TOPIC: GENOCIDE IN NIGERIA: IS THERE HOPE OF JUSTICE FOR THE VICTIMS?
Sunday 20th September 2020
In furtherance of its advocacy for persecuted Christians in Nigeria, Christian Social Movement of Nigeria (CSMN), conducted another edition of its “conversation of conscience” tagged VOICE OF THE PERSECUTED on Sunday 20th September 2020. In the second edition, the meeting focused on securing justice for the victims of the insurgency.
Speakers at the
Barrister Sunday Akanni – President, Advocates Africa (Coalition of Christian Lawyers in Africa)
Barrister Gregory Lar – Head, Directorate of Legal Intervention, Christian Social Movement of Nigeria
The meeting agreed on the following resolutions as action points to be considered and implemented by Nigerian Christians:
1. That the discriminatory practice of Government in paying compensation and rendering assistance to Muslim victims of the insurgency while neglecting Christian victims, who in most cases are the direct targets of the attacks, is condemnable and should be discontinued in the interest of fairness, justice and equality.
2. That the situation in Nigeria qualifies to be called genocide as UN has defined genocide as any mass killing of people, exceeding 30 – 40 in number, based on race, ethnicity or religion.
3. That the Report of the Commission of Inquiry on genocide in a Christian community, Dogo Nahawa, Jos, in 2010 during which over 500 people were killed should be released.
4. That genocide in Nigeria is fueled by the jihad launched by Muslims in northern Nigeria in the attempt to foist an Islamic Theocratic State upon the country.
5. That lack of funding for legal process hinders many Christian victims from defending their rights in courts.

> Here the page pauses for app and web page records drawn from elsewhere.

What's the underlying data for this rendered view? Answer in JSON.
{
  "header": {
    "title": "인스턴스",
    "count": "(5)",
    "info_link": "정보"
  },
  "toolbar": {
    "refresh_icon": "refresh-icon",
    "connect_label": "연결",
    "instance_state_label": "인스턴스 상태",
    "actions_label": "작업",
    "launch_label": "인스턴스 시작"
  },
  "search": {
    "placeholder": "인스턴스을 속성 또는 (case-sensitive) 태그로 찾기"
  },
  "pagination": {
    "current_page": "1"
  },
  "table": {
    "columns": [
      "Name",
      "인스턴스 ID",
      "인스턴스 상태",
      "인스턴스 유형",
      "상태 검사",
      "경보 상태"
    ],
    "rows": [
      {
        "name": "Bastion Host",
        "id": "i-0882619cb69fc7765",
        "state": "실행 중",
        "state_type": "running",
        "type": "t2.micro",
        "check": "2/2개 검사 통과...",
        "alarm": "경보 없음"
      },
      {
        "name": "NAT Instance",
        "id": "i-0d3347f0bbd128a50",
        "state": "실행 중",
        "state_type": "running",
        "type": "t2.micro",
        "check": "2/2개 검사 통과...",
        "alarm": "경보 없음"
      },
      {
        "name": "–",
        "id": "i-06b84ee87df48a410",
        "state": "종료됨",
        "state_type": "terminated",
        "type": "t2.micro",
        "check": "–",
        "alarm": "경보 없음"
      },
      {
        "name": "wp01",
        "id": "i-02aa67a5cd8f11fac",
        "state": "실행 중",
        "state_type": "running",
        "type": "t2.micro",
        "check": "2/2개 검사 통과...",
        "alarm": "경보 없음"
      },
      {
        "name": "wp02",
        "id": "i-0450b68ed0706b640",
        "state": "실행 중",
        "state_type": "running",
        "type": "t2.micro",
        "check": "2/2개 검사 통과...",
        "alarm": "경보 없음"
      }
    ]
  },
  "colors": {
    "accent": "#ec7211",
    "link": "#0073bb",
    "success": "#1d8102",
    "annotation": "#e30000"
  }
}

6. That Christians have permitted a deplorable situation in which Lawyers who are interested in defending the human rights of persecuted Christians oftentimes must work pro bono. This has discouraged many Christian lawyers from taking up cases of defending the rights of persecuted Christians in Nigeria.
7. That the initiative of Christian Social Movement of Nigeria to launch a Christian Trust Fund should be commended and Nigerian Christians should individually contribute N500 monthly to the Lay Faithful Trust Fund to make funding available to defend the human rights of persecuted Christians.
8. That most Christian IDPs feel abandoned by their Christian brethren.
9. That legal intervention to defend the human rights of persecuted Christians should be increased as right to life in Nigeria is abused and in some areas in the country, it does not exist.
10. That there is urgent need for funding to defend the human rights of Christians, particularly in the northern parts of the country therefore, every Christian should participate in mobilization and sensitization to encourage massive Christian contribution into the Trust Fund.
Christian Social Movement of Nigeria
27th September 2020